Jelf believes that training departments can make a genuine contribution. However, he is mindful that they can only achieve so much. "I think people tend to forget the value of on-the-job training. There does seem to be this recent idea that the only way you're going to have the best lawyers is by spending an awful lot of money by training them in a classroom or some equivalent. Indeed, some people are pushing hard in the multi-media arena to have online training. But you can't ignore the reality that the best training is the on-the-job training – coaching basically, from someone who has more experience," he says.

At the end of the day, says Jelf, the prime responsibility for training lies with lawyers themselves. "It's an ongoing process of reminding partners and senior lawyers that they have a duty towards the firm, and you could say morally towards the profession, to make sure they bring on junior people."

The Clifford Chance academy

Based in Amsterdam, Clifford Chance's academy opens its doors on 1 June and will be fully operational by the end of the summer.

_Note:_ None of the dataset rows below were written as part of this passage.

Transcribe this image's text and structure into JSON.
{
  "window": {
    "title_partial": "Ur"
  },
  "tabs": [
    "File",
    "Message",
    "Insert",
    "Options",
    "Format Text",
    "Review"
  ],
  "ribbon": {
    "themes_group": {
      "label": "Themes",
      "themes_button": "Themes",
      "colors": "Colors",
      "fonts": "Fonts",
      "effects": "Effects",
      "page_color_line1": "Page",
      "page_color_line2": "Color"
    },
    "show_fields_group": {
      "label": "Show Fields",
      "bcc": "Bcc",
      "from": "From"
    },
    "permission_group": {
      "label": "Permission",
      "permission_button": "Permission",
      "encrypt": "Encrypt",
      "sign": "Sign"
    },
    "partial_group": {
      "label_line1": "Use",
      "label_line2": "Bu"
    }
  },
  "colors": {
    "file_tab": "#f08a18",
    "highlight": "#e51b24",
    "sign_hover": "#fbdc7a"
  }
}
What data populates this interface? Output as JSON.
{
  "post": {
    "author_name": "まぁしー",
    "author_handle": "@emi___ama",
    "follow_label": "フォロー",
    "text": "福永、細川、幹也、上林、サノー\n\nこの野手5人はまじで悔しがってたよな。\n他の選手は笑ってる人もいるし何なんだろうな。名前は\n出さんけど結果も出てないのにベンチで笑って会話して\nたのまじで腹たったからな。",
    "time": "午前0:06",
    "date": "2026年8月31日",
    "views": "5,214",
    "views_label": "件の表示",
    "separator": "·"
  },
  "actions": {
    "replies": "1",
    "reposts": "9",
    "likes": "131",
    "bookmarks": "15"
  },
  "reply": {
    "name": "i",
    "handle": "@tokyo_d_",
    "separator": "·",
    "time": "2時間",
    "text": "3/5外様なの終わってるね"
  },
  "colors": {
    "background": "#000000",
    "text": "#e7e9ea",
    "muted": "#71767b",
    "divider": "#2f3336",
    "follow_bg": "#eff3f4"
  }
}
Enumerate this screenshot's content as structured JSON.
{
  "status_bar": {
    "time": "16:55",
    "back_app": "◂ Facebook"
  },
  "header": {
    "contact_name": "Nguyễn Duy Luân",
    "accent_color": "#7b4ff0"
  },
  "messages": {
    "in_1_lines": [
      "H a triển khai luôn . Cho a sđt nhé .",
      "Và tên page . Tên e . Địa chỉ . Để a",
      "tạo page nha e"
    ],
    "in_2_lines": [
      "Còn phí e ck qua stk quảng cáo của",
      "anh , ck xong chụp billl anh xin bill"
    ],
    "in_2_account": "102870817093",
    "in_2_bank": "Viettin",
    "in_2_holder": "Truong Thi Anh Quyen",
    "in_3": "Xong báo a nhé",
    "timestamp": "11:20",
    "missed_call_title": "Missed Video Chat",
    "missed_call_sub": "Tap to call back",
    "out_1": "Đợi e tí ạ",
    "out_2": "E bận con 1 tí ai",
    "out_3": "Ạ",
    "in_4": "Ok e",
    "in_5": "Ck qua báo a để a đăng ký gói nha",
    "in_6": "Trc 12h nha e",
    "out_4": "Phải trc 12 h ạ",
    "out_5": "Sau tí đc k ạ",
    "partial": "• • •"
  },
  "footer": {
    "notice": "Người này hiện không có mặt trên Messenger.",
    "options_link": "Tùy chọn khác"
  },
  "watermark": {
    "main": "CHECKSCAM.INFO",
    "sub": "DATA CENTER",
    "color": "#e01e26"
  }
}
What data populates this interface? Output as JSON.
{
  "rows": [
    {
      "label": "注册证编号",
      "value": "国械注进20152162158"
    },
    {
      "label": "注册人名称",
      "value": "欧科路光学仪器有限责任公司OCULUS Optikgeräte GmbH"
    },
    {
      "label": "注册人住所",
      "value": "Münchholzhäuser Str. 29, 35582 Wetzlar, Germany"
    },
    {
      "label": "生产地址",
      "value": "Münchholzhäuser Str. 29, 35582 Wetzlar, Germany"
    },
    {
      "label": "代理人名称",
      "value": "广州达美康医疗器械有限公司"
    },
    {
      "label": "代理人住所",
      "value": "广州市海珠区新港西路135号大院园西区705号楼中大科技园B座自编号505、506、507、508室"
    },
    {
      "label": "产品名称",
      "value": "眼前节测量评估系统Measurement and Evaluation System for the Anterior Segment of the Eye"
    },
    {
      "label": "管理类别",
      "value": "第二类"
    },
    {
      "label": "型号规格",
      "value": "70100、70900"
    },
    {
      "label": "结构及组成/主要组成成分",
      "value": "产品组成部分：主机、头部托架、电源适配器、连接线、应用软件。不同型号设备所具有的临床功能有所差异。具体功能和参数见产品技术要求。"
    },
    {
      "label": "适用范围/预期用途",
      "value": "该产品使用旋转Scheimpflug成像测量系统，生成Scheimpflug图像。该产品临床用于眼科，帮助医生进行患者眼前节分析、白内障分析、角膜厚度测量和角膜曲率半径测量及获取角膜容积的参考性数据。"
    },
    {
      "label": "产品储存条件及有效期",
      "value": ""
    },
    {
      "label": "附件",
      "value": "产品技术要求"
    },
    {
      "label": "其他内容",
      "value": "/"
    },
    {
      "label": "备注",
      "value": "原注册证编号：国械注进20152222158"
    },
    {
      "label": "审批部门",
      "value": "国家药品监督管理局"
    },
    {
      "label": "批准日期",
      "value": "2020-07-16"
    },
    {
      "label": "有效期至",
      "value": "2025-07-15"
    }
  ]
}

By 1 January 2002, it will employ a staff of between

10 to 15 people, teaching fee earners both business and legal skills.

'Given the growing complexity of the global delivery of legal services, we needed, in order to be able to guarantee a constant quality, a Clifford Chance curriculum in the field of technical and non-technical skills,' says Gerard Tanja, Clifford Chance's director of European education. The academy is 'not just a concept or a philosophy, it's a physical reality. I think it shows that we are serious about continuing career development and introducing and stimulating a learning culture'. By showing this commitment, Clifford Chance hopes that it 'will become the employer of choice for our employees'.

The creation of the academy 'doesn't mean that I want to concentrate all continental training in Amsterdam', he explains. 'I think that would give the wrong signal to all our other offices. What we are aiming at is to have approximately 50 per cent of our training, so far as it relates to formal classroom training, in Amsterdam. Other training will be performed in other places where we have local offices. But the larger programmes will be operated from Amsterdam.'

With some 18 jurisdictions to look after, during its first two years the academy will concentrate on its European offices. It may then look further afield. It certainly has its work cut out. 'To be honest, most of the law firms are a little bit behind the accounting firms and certain strategic management consultancy firms,' says Tanja. 'Over the next five to 10 years, we want to bridge that gap.'